At present, noise attenuation in cars are mostly achieved heavy rubber board. It works, but its heavy. Nissan’s meta-metarial is a lightweight solution that is made up of lattice structure and plastic film.
This meta-materials controls air vibrations to limit the transmission of wide frequency band noise of between 500 and 1,200 hertz, such as road and engine noise. But why does it matters? Well, it weights one-fourth of the traditional rubber boards but does the same degree of sound isolation.
The lightweight nature in turns makes the vehicle light which limits the environmental impact of driving by improving efficiency – with the boon of having a quieter cabin.
Moreover, because of its simple structure, the material’s cost competitiveness in terms of mass production is almost the same as, if not better than current materials, and therefore its application could on vehicles which has cost implication.
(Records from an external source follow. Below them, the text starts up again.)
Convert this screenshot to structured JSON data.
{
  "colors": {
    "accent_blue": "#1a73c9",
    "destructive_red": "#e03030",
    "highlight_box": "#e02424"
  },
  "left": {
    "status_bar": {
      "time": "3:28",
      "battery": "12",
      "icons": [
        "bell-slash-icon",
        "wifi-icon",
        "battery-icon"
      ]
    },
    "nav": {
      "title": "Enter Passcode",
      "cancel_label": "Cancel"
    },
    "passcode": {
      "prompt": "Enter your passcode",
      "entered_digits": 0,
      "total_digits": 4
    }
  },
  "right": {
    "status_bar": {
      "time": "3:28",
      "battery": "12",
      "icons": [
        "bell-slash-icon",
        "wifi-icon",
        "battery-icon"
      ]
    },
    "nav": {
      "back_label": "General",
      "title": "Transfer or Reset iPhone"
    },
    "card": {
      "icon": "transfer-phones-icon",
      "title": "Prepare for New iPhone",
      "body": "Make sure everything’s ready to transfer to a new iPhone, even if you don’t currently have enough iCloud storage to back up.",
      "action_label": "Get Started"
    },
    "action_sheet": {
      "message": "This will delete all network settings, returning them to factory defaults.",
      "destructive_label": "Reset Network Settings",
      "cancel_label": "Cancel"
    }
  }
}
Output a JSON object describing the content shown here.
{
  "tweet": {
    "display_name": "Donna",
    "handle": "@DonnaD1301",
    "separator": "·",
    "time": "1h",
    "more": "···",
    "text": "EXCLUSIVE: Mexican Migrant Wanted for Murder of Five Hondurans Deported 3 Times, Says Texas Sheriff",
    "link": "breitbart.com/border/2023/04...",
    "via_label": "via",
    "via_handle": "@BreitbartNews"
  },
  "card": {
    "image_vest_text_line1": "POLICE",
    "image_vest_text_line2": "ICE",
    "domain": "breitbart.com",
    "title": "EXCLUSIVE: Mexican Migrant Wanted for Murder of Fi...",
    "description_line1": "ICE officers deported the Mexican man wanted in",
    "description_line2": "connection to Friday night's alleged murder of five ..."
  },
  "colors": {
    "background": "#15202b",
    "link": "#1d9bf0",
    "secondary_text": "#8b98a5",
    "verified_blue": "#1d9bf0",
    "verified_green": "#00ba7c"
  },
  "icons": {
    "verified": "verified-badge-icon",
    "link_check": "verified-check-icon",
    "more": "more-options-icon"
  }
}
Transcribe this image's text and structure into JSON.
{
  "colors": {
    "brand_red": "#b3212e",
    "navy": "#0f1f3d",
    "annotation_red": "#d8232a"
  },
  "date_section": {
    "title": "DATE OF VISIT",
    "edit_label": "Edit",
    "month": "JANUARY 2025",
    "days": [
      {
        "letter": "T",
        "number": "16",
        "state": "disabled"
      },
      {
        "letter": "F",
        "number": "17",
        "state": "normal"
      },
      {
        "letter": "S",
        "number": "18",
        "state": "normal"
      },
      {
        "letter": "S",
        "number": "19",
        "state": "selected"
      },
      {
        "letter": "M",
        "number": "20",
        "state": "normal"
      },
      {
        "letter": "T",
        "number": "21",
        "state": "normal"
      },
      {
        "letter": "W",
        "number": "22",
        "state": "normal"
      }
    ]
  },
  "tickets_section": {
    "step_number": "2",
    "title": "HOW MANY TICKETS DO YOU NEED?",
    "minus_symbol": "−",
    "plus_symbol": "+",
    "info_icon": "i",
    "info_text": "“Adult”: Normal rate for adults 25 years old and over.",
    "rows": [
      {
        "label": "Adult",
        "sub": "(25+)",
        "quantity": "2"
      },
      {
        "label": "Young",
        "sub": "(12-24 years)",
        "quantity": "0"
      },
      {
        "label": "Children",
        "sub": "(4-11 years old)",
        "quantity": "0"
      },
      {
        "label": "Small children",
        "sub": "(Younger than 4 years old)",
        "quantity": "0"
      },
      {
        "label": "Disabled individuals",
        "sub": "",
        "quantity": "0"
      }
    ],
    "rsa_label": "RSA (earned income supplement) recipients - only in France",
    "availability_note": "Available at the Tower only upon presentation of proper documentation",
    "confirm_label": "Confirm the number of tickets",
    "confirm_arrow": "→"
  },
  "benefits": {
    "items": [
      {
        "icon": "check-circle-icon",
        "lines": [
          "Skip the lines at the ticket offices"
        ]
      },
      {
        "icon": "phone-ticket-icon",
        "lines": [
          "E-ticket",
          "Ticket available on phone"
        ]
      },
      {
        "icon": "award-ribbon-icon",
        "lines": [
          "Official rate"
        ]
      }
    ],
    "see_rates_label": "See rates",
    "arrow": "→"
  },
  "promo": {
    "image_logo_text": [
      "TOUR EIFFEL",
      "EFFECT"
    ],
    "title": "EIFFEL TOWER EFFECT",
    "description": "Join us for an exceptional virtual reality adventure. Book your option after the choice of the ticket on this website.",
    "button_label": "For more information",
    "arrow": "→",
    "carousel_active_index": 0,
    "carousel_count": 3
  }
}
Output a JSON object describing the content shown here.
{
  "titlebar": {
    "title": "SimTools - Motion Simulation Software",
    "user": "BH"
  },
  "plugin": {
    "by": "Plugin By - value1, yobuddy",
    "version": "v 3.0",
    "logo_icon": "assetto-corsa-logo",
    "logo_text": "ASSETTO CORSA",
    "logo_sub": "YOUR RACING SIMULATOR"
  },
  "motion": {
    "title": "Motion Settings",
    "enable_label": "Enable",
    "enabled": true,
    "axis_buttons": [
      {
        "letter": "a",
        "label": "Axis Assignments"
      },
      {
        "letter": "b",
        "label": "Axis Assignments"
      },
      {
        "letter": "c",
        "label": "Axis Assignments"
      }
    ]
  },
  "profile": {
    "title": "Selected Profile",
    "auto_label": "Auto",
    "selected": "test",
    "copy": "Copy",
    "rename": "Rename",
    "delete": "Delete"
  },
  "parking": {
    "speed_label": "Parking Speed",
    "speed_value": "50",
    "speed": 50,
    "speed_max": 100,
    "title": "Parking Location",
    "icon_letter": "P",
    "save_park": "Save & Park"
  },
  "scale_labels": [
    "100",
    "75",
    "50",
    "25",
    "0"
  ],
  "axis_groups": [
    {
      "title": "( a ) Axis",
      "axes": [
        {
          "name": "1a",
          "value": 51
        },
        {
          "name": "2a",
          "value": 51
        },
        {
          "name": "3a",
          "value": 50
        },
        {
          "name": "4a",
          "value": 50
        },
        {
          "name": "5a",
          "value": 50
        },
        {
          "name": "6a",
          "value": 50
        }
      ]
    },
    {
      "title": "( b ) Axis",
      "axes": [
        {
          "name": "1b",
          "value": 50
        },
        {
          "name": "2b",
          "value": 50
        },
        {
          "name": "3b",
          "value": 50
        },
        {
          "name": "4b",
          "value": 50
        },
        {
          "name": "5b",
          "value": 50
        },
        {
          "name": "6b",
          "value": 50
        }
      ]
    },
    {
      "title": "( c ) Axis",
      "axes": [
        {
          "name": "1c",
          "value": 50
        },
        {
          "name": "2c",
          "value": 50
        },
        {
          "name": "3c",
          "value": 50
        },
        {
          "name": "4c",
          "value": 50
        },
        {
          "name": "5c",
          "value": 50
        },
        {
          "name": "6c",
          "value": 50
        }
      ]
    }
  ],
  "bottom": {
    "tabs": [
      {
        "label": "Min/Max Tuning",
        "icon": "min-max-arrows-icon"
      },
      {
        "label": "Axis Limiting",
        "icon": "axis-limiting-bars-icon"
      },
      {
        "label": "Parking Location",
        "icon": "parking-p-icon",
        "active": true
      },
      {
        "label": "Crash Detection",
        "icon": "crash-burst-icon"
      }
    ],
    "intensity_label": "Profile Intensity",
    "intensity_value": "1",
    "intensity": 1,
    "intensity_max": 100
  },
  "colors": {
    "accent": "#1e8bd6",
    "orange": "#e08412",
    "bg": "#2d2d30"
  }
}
What this means is, you don’t need to own high-end cars to enjoy a quieter cabin motor vehicle. Theoretically, speaking, that is.
Nissan has been research on this meta-material since 2008. Back then, this material was only used in high-sensitivity antennas for electromagnetic wave research. Nissan adapted this material to control sound waves and applicable on motor vehicles.
So, the future of a quieter cabin sure sounds promising. Now, can someone work on the impact of rain drops on our car roof already?
Images: Nissan UK.